by Patricia Sellers
I’ve been less than prolific on Postcards lately. Pardon the layoff–it’s temporary. And it’s just because I’ve been running around working on what is going to be, I think, Fortune‘s best Most Powerful Women issue yet.
The issue, our 13th since we began the act in the magazine in 1998, will hit newsstands on Monday, October 4. That’s also the day we begin the Fortune Most Powerful Women Summit, which is in Washington, D.C. this year for the first time ever. This week, Hillary Clinton confirmed as a keynote speaker. On Wednesday, October 6, the Secretary of State will be interviewed by Ann Moore, the chairman and CEO of Time Inc.
, Fortune‘s parent.
Elizabeth Warren, the consumer-protection advocate just named to a key post in Treasury, also joined the Summit program this week. She’ll be on a panel called “The Enforcers.” The other Enforcers in this session: FDIC boss Sheila Bair, SEC chairman Mary Schapiro, and Justice Department Antitrust chief Christine Varney.
This year’s gathering of 400 includes a record lineup of Fortune 500 CEOS. Including: Indra Nooyi of Pepsico
, Irene Rosenfeld of Kraft
, Andrea Jung of Avon
, Ursula Burns of Xerox
, Angela Braly of WellPoint
, Pat Woertz of ADM
, Ellen Kullman of DuPont
, Carol Bartz of Yahoo
. And one guy who has become a Summit regular: Warren Buffett
is coming back to share his wisdom and outlook with Fortune‘s own Carol Loomis.
Another MPWomen Summit regular is uber-analyst Meredith Whitney. She’s one of the more popular people I write about on Postcards (big traffic whenever I mention her). So I must share this C-SPAN interview that Whitney did last week.

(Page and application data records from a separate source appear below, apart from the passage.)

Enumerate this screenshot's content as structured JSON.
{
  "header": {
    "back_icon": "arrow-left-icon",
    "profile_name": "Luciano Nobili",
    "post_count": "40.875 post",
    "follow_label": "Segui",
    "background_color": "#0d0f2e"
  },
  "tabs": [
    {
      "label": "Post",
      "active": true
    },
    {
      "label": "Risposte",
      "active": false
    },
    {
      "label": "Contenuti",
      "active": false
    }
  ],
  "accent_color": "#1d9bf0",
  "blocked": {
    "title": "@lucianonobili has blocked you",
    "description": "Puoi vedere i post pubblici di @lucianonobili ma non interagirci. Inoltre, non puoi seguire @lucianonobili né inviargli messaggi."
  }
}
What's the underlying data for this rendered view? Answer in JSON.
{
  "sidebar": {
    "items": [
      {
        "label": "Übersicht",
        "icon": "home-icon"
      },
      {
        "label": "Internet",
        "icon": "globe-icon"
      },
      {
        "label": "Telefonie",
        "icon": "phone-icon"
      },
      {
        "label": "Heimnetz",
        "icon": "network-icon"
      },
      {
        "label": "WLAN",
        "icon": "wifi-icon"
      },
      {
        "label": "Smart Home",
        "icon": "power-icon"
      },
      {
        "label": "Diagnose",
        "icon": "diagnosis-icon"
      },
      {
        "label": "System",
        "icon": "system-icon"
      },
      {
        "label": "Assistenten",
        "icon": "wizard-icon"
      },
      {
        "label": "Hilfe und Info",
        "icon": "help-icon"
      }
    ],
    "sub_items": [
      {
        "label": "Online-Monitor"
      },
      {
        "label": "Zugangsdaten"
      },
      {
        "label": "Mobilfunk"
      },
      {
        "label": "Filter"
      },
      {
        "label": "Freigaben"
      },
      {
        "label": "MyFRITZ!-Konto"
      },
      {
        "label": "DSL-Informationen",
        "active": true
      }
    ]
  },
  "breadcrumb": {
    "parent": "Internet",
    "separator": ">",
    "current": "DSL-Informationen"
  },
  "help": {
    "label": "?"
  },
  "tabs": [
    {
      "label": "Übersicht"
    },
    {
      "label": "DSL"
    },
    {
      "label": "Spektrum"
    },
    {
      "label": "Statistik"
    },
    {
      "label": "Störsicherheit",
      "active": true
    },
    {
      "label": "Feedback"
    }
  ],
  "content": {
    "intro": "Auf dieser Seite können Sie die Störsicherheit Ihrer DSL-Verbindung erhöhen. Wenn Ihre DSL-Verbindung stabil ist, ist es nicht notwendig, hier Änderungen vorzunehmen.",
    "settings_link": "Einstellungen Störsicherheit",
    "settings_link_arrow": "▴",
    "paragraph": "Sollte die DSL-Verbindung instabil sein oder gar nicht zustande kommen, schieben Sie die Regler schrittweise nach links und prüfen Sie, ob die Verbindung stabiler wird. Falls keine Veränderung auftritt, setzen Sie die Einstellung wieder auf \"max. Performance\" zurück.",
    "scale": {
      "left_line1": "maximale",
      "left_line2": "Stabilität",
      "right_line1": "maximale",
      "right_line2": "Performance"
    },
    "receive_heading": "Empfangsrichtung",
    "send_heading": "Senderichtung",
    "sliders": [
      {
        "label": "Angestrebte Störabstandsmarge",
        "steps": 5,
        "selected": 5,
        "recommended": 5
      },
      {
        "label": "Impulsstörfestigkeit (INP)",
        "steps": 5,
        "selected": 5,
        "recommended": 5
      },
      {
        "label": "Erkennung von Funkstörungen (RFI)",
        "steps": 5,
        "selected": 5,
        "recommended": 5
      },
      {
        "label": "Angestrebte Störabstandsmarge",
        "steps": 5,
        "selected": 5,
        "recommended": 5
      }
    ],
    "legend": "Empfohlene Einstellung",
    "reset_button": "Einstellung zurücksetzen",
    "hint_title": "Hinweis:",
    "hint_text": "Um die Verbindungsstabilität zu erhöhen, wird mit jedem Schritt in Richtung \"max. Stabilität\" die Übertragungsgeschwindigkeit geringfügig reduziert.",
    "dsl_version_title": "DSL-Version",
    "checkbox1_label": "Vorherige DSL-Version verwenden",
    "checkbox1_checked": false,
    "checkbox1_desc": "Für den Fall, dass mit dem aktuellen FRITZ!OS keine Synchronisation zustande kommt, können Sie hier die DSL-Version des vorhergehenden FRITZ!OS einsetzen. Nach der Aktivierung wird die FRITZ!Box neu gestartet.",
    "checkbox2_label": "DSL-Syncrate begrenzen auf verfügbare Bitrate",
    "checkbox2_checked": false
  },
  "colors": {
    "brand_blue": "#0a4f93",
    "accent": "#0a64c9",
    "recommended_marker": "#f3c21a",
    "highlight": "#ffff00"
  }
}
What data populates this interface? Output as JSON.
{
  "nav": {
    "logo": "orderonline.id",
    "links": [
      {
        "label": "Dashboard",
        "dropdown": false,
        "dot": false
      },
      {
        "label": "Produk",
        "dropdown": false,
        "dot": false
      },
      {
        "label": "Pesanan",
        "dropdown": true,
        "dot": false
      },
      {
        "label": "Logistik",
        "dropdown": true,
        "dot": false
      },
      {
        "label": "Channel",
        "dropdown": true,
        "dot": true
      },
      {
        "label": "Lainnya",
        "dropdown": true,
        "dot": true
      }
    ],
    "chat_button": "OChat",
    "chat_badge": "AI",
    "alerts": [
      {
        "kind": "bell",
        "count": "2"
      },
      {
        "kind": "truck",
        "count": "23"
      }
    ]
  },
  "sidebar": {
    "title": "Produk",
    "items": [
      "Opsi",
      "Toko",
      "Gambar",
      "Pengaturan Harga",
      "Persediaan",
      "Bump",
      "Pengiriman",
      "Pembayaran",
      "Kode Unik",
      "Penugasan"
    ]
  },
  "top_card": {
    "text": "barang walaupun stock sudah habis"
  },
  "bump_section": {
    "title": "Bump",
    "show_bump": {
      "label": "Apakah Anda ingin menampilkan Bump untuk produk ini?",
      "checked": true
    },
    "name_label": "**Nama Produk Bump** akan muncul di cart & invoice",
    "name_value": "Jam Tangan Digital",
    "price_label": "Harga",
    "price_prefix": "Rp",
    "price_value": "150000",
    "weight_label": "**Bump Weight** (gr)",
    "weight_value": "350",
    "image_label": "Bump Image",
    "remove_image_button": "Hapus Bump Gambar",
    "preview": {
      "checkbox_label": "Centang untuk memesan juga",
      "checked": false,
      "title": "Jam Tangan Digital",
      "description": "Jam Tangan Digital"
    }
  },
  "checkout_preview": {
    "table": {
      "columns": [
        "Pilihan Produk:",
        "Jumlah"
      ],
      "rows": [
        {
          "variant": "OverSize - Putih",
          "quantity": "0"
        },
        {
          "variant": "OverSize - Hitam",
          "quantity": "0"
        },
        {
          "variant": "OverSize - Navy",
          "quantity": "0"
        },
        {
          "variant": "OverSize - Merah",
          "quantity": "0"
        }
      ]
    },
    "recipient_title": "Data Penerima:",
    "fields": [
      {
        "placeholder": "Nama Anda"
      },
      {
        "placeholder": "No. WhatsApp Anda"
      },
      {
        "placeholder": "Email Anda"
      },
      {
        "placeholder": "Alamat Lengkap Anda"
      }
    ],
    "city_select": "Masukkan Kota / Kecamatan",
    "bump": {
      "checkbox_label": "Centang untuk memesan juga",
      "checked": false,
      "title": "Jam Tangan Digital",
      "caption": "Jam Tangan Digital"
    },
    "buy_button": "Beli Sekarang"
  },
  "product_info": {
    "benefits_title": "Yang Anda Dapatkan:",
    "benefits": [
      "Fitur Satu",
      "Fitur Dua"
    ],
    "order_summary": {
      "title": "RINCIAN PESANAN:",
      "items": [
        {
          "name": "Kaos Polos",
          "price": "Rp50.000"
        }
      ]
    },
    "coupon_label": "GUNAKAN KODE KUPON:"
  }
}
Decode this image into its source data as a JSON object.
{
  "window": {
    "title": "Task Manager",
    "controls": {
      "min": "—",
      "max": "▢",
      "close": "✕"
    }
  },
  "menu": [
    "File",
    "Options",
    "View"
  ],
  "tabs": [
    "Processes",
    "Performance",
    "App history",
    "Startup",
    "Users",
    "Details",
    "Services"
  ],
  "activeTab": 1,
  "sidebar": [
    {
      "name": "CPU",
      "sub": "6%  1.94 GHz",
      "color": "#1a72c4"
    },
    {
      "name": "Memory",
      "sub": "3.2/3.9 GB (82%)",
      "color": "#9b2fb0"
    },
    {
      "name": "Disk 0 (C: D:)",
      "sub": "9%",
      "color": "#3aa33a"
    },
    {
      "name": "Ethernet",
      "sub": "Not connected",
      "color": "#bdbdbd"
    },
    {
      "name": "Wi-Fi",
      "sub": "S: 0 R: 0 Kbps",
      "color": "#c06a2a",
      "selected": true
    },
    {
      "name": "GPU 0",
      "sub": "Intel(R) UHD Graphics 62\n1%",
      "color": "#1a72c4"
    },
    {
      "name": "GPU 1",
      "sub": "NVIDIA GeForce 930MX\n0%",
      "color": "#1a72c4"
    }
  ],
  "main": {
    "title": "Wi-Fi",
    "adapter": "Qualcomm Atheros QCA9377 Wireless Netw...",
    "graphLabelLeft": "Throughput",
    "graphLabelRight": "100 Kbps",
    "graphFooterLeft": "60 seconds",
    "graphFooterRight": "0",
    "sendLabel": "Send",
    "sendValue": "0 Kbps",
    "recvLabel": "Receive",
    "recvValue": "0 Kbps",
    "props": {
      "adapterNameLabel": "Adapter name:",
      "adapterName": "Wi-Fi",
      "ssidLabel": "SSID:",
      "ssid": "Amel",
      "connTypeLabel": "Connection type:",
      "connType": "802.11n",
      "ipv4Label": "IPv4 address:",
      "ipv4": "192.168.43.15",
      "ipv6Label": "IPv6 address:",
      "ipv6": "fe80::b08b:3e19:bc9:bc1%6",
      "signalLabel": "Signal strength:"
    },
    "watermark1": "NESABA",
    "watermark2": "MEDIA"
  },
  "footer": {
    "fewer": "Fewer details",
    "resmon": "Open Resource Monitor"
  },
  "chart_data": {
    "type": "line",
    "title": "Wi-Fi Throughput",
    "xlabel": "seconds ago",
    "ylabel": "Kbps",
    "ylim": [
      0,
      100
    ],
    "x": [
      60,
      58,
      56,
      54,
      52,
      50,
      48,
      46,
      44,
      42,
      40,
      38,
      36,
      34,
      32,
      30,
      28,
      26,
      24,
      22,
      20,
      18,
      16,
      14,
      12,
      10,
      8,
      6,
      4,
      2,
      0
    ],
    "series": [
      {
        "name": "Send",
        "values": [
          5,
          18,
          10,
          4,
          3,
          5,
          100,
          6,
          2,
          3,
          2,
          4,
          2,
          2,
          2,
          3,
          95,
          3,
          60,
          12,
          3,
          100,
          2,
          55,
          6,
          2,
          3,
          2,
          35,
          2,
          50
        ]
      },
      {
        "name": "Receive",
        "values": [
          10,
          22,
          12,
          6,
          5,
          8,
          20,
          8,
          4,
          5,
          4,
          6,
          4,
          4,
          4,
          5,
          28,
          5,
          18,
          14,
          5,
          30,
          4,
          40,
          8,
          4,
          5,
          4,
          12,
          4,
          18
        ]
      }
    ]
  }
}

In fact, if you scan to minute 13, you’ll catch her talking about the MPWomen list and Summit. “There are so few women on Wall Street,” she says, as if to explain why she likes hanging with other powerful women. About Wall Street, she says, “I call it a man zone.”
Though this year, we do have a few others from Wall Street who will be with us. Besides Whitney, they include Bank of America
wealth management chief Sallie Krawcheck and hedge fund owner Zoe Cruz, ex-Morgan Stanley
. Cruz has been under the radar since losing her job as co-president in late 2007 over huge trading losses.
More than ever on Wall Street, it’s survival of the fittest. (Just ask Oliver Stone.) Last week, Whitney predicted that employment on Wall Street will drop by 10% between now and early 2012. For three years, she’s been making bearish calls on the financial-services industry and overall economy. Whitney’s only recommended stocks today: Visa
, and Jeffries